This was a workshop with Carolyn Pittis, SVP, Publishing of HarperCollins, Nina von Molkte, SVP, Director of Digital Publishing Development, Random House and Jennifer Weltz, VP, Jean Naggar Literary Agency.
One major point made by the agent was that some authors are learning how to use and manipulate social media and those who do are treated better by publishers when it comes to contract time. However, the publishers reps said that there still needs to be a lot more education for authors in the fundamental knowledge of web stuff. They mentioned that there was supposed to be an extra day at DBW aimed at authors and teaching them some web and social media fundamentals, but this was cancelled because of a lack of interest. They felt that this was a shame.
The publishers both said that they are collecting more and more data to help drive marketing, but the agent said that she has still yet to see this trickle down to authors. As always, the dichotomy between what publishers say they are doing for authors and what the authors (through their agents) actually think is being done is still there. One of the most interesting points made by Weltz, the agent, was that there is a very high opportunity in publishers’ backlists. A lot of these backlist titles are still in print, she says, even though selling only a few copies here and there. Converting these to digital and marketing them strongly could be a good sales opportunity – if they are still selling then they must be good.
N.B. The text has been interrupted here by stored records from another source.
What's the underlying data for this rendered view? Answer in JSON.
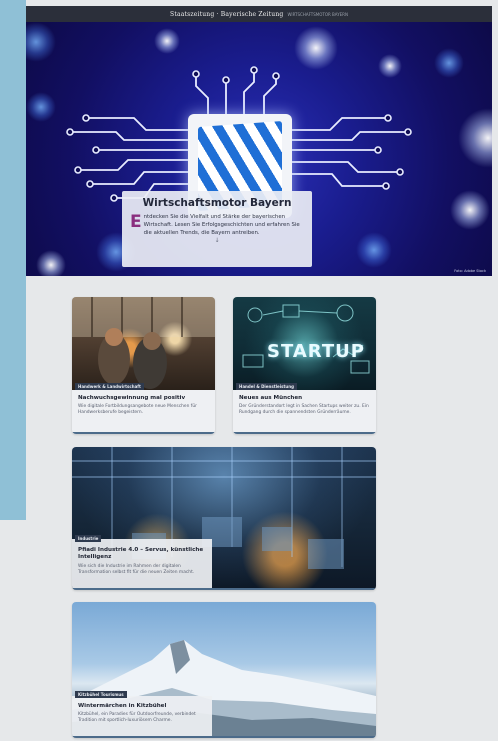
{
  "header": {
    "brand": "Staatszeitung · Bayerische Zeitung",
    "subtitle": "WIRTSCHAFTSMOTOR BAYERN"
  },
  "hero": {
    "title": "Wirtschaftsmotor Bayern",
    "dropcap": "E",
    "intro": "ntdecken Sie die Vielfalt und Stärke der bayerischen Wirtschaft. Lesen Sie Erfolgsgeschichten und erfahren Sie die aktuellen Trends, die Bayern antreiben.",
    "arrow": "↓",
    "credit": "Foto: Adobe Stock"
  },
  "cards": [
    {
      "tag": "Handwerk & Landwirtschaft",
      "title": "Nachwuchsgewinnung mal positiv",
      "desc": "Wie digitale Fortbildungsangebote neue Menschen für Handwerksberufe begeistern."
    },
    {
      "tag": "Handel & Dienstleistung",
      "title": "Neues aus München",
      "desc": "Der Gründerstandort legt in Sachen Startups weiter zu. Ein Rundgang durch die spannendsten Gründerräume.",
      "image_word": "STARTUP"
    },
    {
      "tag": "Industrie",
      "title": "Pfiadi Industrie 4.0 – Servus, künstliche Intelligenz",
      "desc": "Wie sich die Industrie im Rahmen der digitalen Transformation selbst fit für die neuen Zeiten macht."
    },
    {
      "tag": "Kitzbühel Tourismus",
      "title": "Wintermärchen in Kitzbühel",
      "desc": "Kitzbühel, ein Paradies für Outdoorfreunde, verbindet Tradition mit sportlich-luxuriösem Charme."
    }
  ],
  "colors": {
    "hero_blue": "#1a1d8f",
    "accent_magenta": "#8a2e7e",
    "side_strip": "#8fc0d6",
    "tag_bg": "#2e3a4e"
  },
  "icons": [
    "circuit-chip-icon",
    "bavaria-flag-icon",
    "down-arrow-icon"
  ]
}
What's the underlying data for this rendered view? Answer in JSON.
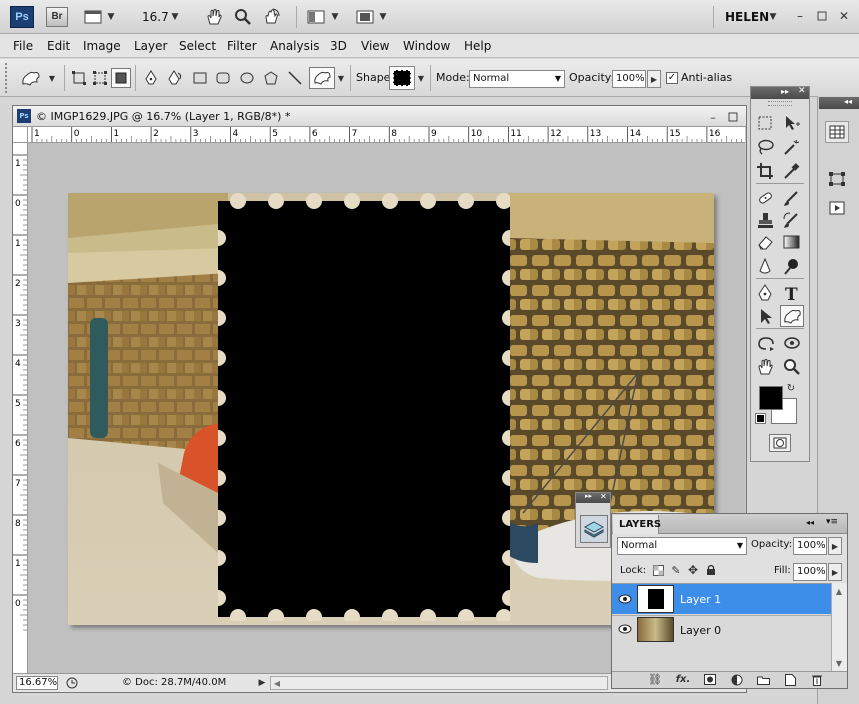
{
  "app": {
    "logo": "Ps",
    "bridge": "Br",
    "zoom": "16.7",
    "user": "HELEN"
  },
  "menu": [
    "File",
    "Edit",
    "Image",
    "Layer",
    "Select",
    "Filter",
    "Analysis",
    "3D",
    "View",
    "Window",
    "Help"
  ],
  "options": {
    "shape_label": "Shape:",
    "mode_label": "Mode:",
    "mode_value": "Normal",
    "opacity_label": "Opacity:",
    "opacity_value": "100%",
    "antialias_label": "Anti-alias"
  },
  "document": {
    "title": "© IMGP1629.JPG @ 16.7% (Layer 1, RGB/8*) *",
    "zoom": "16.67%",
    "doc_info": "© Doc: 28.7M/40.0M",
    "ruler_h": [
      "1",
      "0",
      "1",
      "2",
      "3",
      "4",
      "5",
      "6",
      "7",
      "8",
      "9",
      "10",
      "11",
      "12",
      "13",
      "14",
      "15",
      "16"
    ],
    "ruler_v": [
      "1",
      "0",
      "1",
      "2",
      "3",
      "4",
      "5",
      "6",
      "7",
      "8",
      "1",
      "0"
    ]
  },
  "layers": {
    "tab": "LAYERS",
    "blend": "Normal",
    "opacity_label": "Opacity:",
    "opacity_value": "100%",
    "lock_label": "Lock:",
    "fill_label": "Fill:",
    "fill_value": "100%",
    "items": [
      {
        "name": "Layer 1"
      },
      {
        "name": "Layer 0"
      }
    ]
  },
  "colors": {
    "accent": "#3d8ee8",
    "selected_row": "#3d8ee8"
  }
}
Getting publishers to listen to this, however, is like beating their heads against a wall.